“We need to set clear standards for the environmentally sound disposal of e-cigarette waste and hold the industry accountable for adhering to them,” Kiernan said.
“They should not be disposed of in the general waste or recycling bin and absolutely not disposed of in the environment where they can leach toxic metals, battery acid and nicotine and other chemicals into the soil.”
Mead suggested that the federal government play a greater role in regulation and ensuring that all products can be safely disposed of.
“If affordability is a reason why so many people vape, an increase in the retail price to cover the implementation of a refund scheme could also be a deterrent,” said Mead.
Federal Environment Minister Tanya Plibersek supports reform, although any action requires the cooperation of state, territory and local governments.
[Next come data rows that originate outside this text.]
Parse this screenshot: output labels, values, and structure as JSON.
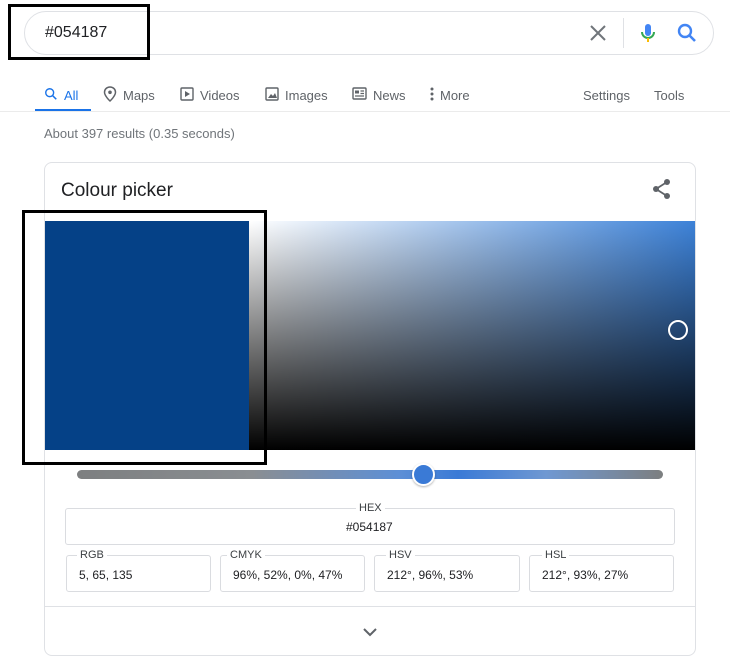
{
  "search": {
    "query": "#054187"
  },
  "tabs": [
    {
      "label": "All",
      "icon": "search-icon"
    },
    {
      "label": "Maps",
      "icon": "map-pin-icon"
    },
    {
      "label": "Videos",
      "icon": "video-icon"
    },
    {
      "label": "Images",
      "icon": "image-icon"
    },
    {
      "label": "News",
      "icon": "news-icon"
    },
    {
      "label": "More",
      "icon": "more-vert-icon"
    }
  ],
  "tools": {
    "settings": "Settings",
    "tools": "Tools"
  },
  "results_count": "About 397 results (0.35 seconds)",
  "picker": {
    "title": "Colour picker",
    "color": "#054187",
    "hex_label": "HEX",
    "hex_value": "#054187",
    "rgb_label": "RGB",
    "rgb_value": "5, 65, 135",
    "cmyk_label": "CMYK",
    "cmyk_value": "96%, 52%, 0%, 47%",
    "hsv_label": "HSV",
    "hsv_value": "212°, 96%, 53%",
    "hsl_label": "HSL",
    "hsl_value": "212°, 93%, 27%"
  },
  "colors": {
    "accent": "#1a73e8",
    "selected_swatch": "#054187"
  }
}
“Every vape that ends up in landfill dumps plastic, toxins, nicotine salts, heavy metals, lead, mercury and flammable lithium-ion batteries into the environment that take hundreds of years to break down,” Plibersek said.
“The batteries can cause a fire in the landfill and they are almost impossible to recycle because the plastic contains poison.”
US-based hazardous waste company PegEx has said that proper disposal of an e-cigarette requires removing the filler material, rinsing it under running water until all nicotine residue has been removed, and then biodegrading it into a piece material to be wrapped.
In 2021, a miner suffered severe burns to his leg when an e-cigarette spontaneously ignited in his pocket. The state government subsequently warned that a similar explosion in an underground mine or near explosives could be catastrophic.
The Victorian Smoking and Health Survey conducted by the Cancer Council found that the number of adults vaping had nearly doubled from 154,895 in 2018-19 to 308,827 in 2022.
On January 1, Plibersek encouraged Australians to quit vaping as a New Year’s resolution, claiming that tobacco companies were deliberately releasing vape flavors and packaging that would appeal to a younger market.
“Of course it’s bad for your health, but it’s also terrible for the environment,” Plibersek said.